Around 8am, he goes back into his hut, makes a fire and heats up sadza and vegetable left overs from last night.
He drinks water from the village spring. He relaxes for a short while before going into his maize field again.
During the dry season, Jemba goes hunting for birds and mice to compliment his sadza meals. Sometimes he lies under the mulberry tree in his homestead, catapult in hand, and waiting quietly for the birds to come and pick on the mulberries. Soon as a bird settles and is enjoying himself or herself, Jemba carefully lies on his back, gets his stone in the right position, pulls the thick elastic while holding the Y shaped catapult, then aims and shoots. When the poor bird is hit hard on the head or on its body, it will fall, without fail.

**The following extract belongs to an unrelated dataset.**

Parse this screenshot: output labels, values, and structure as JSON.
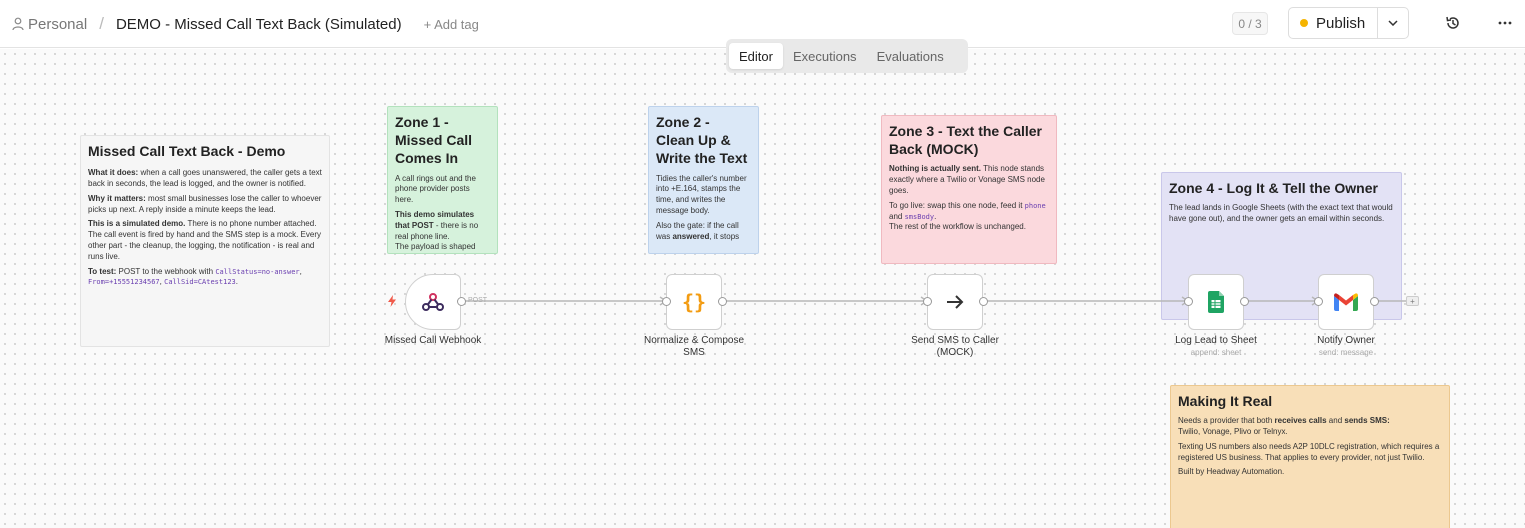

Jemba picks the mangled bloody bird and places it in a plastic bag, away from the hungry dogs.
He will catch two or three birds.
Then he unplucks the feathers, takes out the guts and smokes the bird gently on the fire.
He roasts half a quarter of a bird and he eats the quarter bird with his sadza.
Then he drinks water, puts on his home made tyre sandals, his father’s old coat and takes off to the shops where he will sit and talk politics and soccer with the others while drinking Chibuku.
In the evening, he returns home to cook more sadza and eat it with the roast bird. Every day, like most people here and in the city, Jemba must eat sadza.
We grew up eating white sadza everyday.
Occasionally, we ate sadza made from zviyo, red millet, or mhunga, sorghum. Whenever my grandmother, Mbuya VaMandirowesa wanted to give us a special meal, she spent a long time, preparing the red millet or rapoko sadza.
Then she cooked a village road runner chicken to accompany the millet sadza rezviyo.
These days, we hardly see that millet sadza. Only white sadza.
And yet, when we were growing up here, maize was not always the main crop.
Most people grew a variety of grains, including mhunga, mapfunde, red millet or rapoko.
There is a mbira song by Maungira eNharira where the female voice says, “Muzukuru woye, sadza ramunoona iri, taidya rezviyo…nyama tichifusha wo…”
In translation, there is a grandmother telling her grandchild that there was a time when the people could eat so much sadza made from red millet or rapoko.
There was also a time when the people could store a lot of grain in the granaries.
In those days, there were many majakwara, the gathering of the communities to thresh the red millet.
In those days, back here in the village, there was a man called Munhenga whose fame for growing rapoko stretched from here to Mbire, way across the Save river. Munhenga grew maize to feed the cattle because he said maize was not meant to be the staple food to be eaten by Africans daily.
He said maize was brought to us by the British settlers because it was easier and quicker to cook sadza than to prepare rapoko flour and cook it quickly.
To save food preparation time, road workers, miners and farm workers were encouraged to make a quick sadza meal with vegetables; dried or small pieces of salted meat then get back to work.
Munhenga’s view on maize might have been right. But history tells us that maize was introduced to us more than 150 years ago.
It came with the Portuguese.
Originally, maize came from Mexico. Over the years, we have adopted maize as our daily staple food.
Today, as you drive down across Zimbabwe, you will see good maize in some fields towards Chinhoyi, Banket and other places.
But if you drive down towards our village, in what used to be called the Tribal Trust Lands, you will see the most miserable maize crop.
We look at it and say, if only we had known that the rains would be so bad.
Then we would have grown more red millet or other drought resistant plants.
Now that we know that we cannot trust the rainfall patterns any more, should we keep on growing maize and eating sadza and more sadza everyday?
Dr Sekai Nzenza is an independent writer and cultural critic.